:: Required action ::
The string "handle" appears in some lines of the entries that follow; copy each such line.

:: Data for the task ::
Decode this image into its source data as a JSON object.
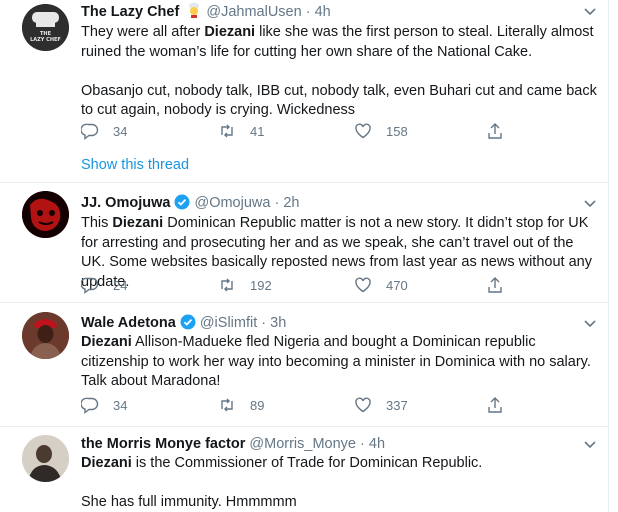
{
  "tweets": [
    {
      "name": "The Lazy Chef",
      "handle": "@JahmalUsen",
      "time": "4h",
      "emoji": "chef-emoji",
      "verified": false,
      "avatar_text": "THE LAZY CHEF",
      "text1_bold": "",
      "text1a": "They were all after ",
      "text1_kw": "Diezani",
      "text1b": " like she was the first person to steal. Literally almost ruined the woman’s life for cutting her own share of the National Cake.",
      "text2": "Obasanjo cut, nobody talk, IBB cut, nobody talk, even Buhari cut and came back to cut again, nobody is crying. Wickedness",
      "replies": "34",
      "retweets": "41",
      "likes": "158",
      "show_thread": "Show this thread"
    },
    {
      "name": "JJ. Omojuwa",
      "handle": "@Omojuwa",
      "time": "2h",
      "verified": true,
      "text1a": "This ",
      "text1_kw": "Diezani",
      "text1b": " Dominican Republic matter is not a new story. It didn’t stop for UK for arresting and prosecuting her and as we speak, she can’t travel out of the UK. Some websites basically reposted news from last year as news without any update.",
      "replies": "24",
      "retweets": "192",
      "likes": "470"
    },
    {
      "name": "Wale Adetona",
      "handle": "@iSlimfit",
      "time": "3h",
      "verified": true,
      "text1_kw": "Diezani",
      "text1b": " Allison-Madueke fled Nigeria and bought a Dominican republic citizenship to work her way into becoming a minister in Dominica with no salary. Talk about Maradona!",
      "replies": "34",
      "retweets": "89",
      "likes": "337"
    },
    {
      "name": "the Morris Monye factor",
      "handle": "@Morris_Monye",
      "time": "4h",
      "verified": false,
      "text1_kw": "Diezani",
      "text1b": " is the Commissioner of Trade for Dominican Republic.",
      "text2": "She has full immunity. Hmmmmm"
    }
  ],
  "separator": "·",
  "colors": {
    "link": "#1b95e0",
    "verified": "#1da1f2",
    "secondary": "#657786",
    "border": "#e6ecf0"
  }
}
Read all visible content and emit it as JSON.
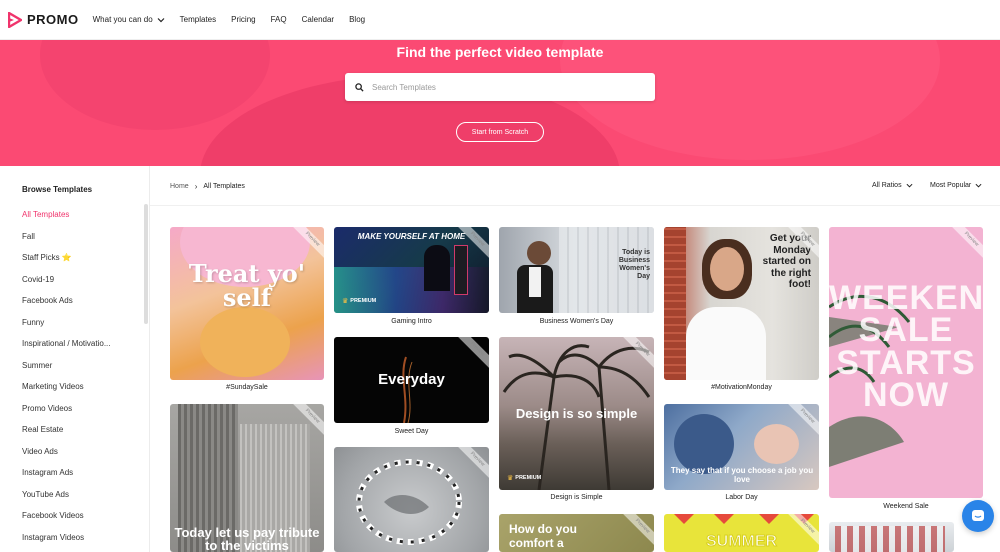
{
  "brand": {
    "name": "PROMO",
    "color": "#f0346c"
  },
  "nav": {
    "items": [
      {
        "label": "What you can do",
        "dropdown": true
      },
      {
        "label": "Templates"
      },
      {
        "label": "Pricing"
      },
      {
        "label": "FAQ"
      },
      {
        "label": "Calendar"
      },
      {
        "label": "Blog"
      }
    ]
  },
  "hero": {
    "title": "Find the perfect video template",
    "search_placeholder": "Search Templates",
    "search_icon": "search-icon",
    "scratch_button": "Start from Scratch",
    "bg_color": "#fb4a73"
  },
  "sidebar": {
    "title": "Browse Templates",
    "items": [
      {
        "label": "All Templates",
        "active": true
      },
      {
        "label": "Fall"
      },
      {
        "label": "Staff Picks ⭐"
      },
      {
        "label": "Covid-19"
      },
      {
        "label": "Facebook Ads"
      },
      {
        "label": "Funny"
      },
      {
        "label": "Inspirational / Motivatio..."
      },
      {
        "label": "Summer"
      },
      {
        "label": "Marketing Videos"
      },
      {
        "label": "Promo Videos"
      },
      {
        "label": "Real Estate"
      },
      {
        "label": "Video Ads"
      },
      {
        "label": "Instagram Ads"
      },
      {
        "label": "YouTube Ads"
      },
      {
        "label": "Facebook Videos"
      },
      {
        "label": "Instagram Videos"
      }
    ]
  },
  "breadcrumb": {
    "home": "Home",
    "current": "All Templates"
  },
  "sort": {
    "ratios": "All Ratios",
    "order": "Most Popular"
  },
  "templates": [
    {
      "caption": "#SundaySale",
      "overlay": "Treat yo' self"
    },
    {
      "caption": "Gaming Intro",
      "overlay": "MAKE YOURSELF AT HOME",
      "premium": "PREMIUM"
    },
    {
      "caption": "Sweet Day",
      "overlay": "Everyday"
    },
    {
      "caption": "Business Women's Day",
      "overlay": "Today is Business Women's Day"
    },
    {
      "caption": "Design is Simple",
      "overlay": "Design is so simple",
      "premium": "PREMIUM"
    },
    {
      "caption": "#MotivationMonday",
      "overlay": "Get your Monday started on the right foot!"
    },
    {
      "caption": "Labor Day",
      "overlay": "They say that if you choose a job you love"
    },
    {
      "caption": "Weekend Sale",
      "overlay": "WEEKEND SALE STARTS NOW"
    },
    {
      "caption": "",
      "overlay": "Today let us pay tribute to the victims"
    },
    {
      "caption": "",
      "overlay": "How do you comfort a"
    },
    {
      "caption": "",
      "overlay": "SUMMER"
    }
  ],
  "ribbon_label": "Preview"
}
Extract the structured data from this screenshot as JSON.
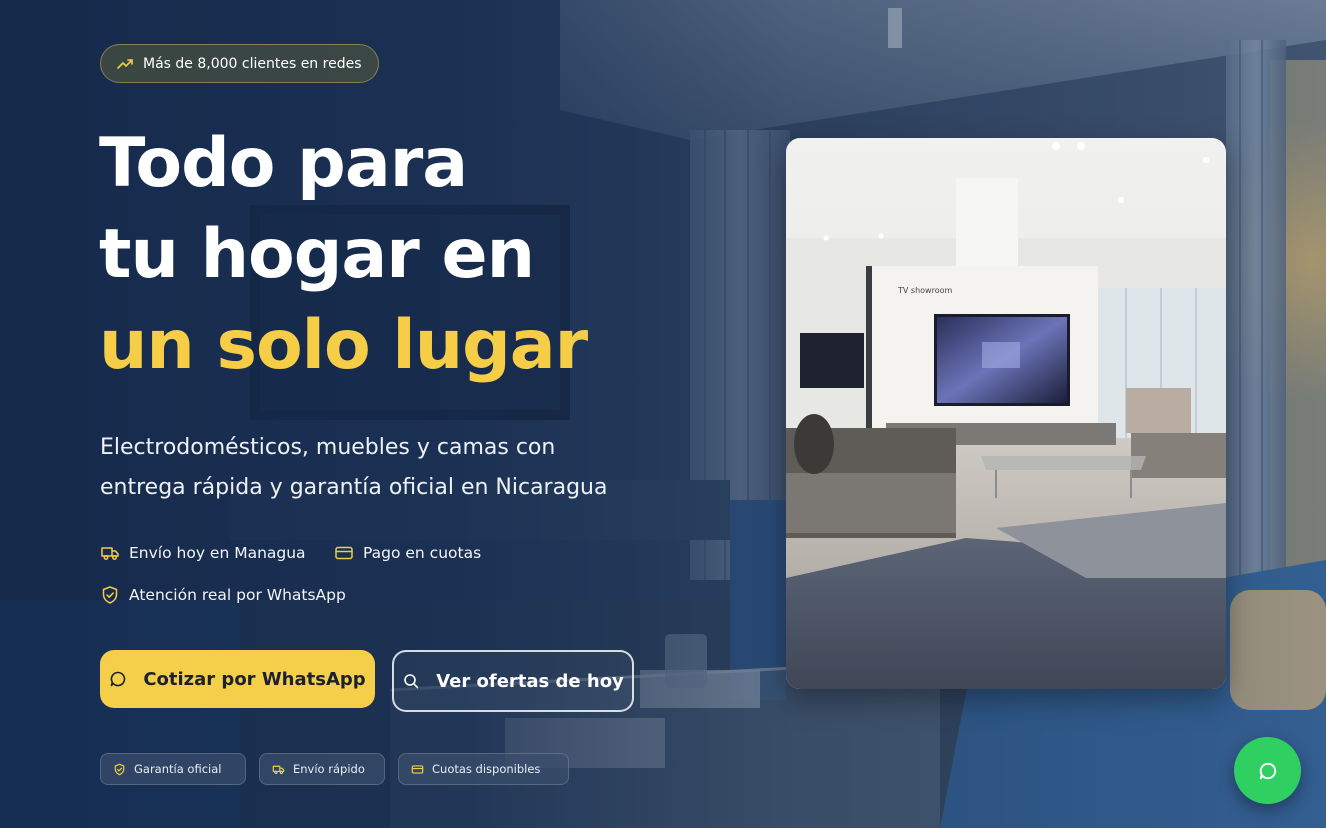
{
  "hero": {
    "badge": "Más de 8,000 clientes en redes",
    "headline_line1": "Todo para",
    "headline_line2": "tu hogar en",
    "headline_accent": "un solo lugar",
    "subtitle_line1": "Electrodomésticos, muebles y camas con",
    "subtitle_line2": "entrega rápida y garantía oficial en Nicaragua"
  },
  "features": [
    {
      "label": "Envío hoy en Managua",
      "icon": "truck-icon"
    },
    {
      "label": "Pago en cuotas",
      "icon": "credit-card-icon"
    },
    {
      "label": "Atención real por WhatsApp",
      "icon": "shield-check-icon"
    }
  ],
  "buttons": {
    "primary": "Cotizar por WhatsApp",
    "secondary": "Ver ofertas de hoy"
  },
  "chips": [
    {
      "label": "Garantía oficial",
      "icon": "shield-check-icon"
    },
    {
      "label": "Envío rápido",
      "icon": "truck-icon"
    },
    {
      "label": "Cuotas disponibles",
      "icon": "credit-card-icon"
    }
  ],
  "showroom": {
    "sign_text": "TV showroom"
  },
  "colors": {
    "accent": "#f5cd47",
    "background": "#1e3556",
    "whatsapp": "#2fcf62"
  }
}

:: Response area ::
      "handle": "@JahmalUsen",
      "handle": "@Omojuwa",
      "handle": "@iSlimfit",
      "handle": "@Morris_Monye",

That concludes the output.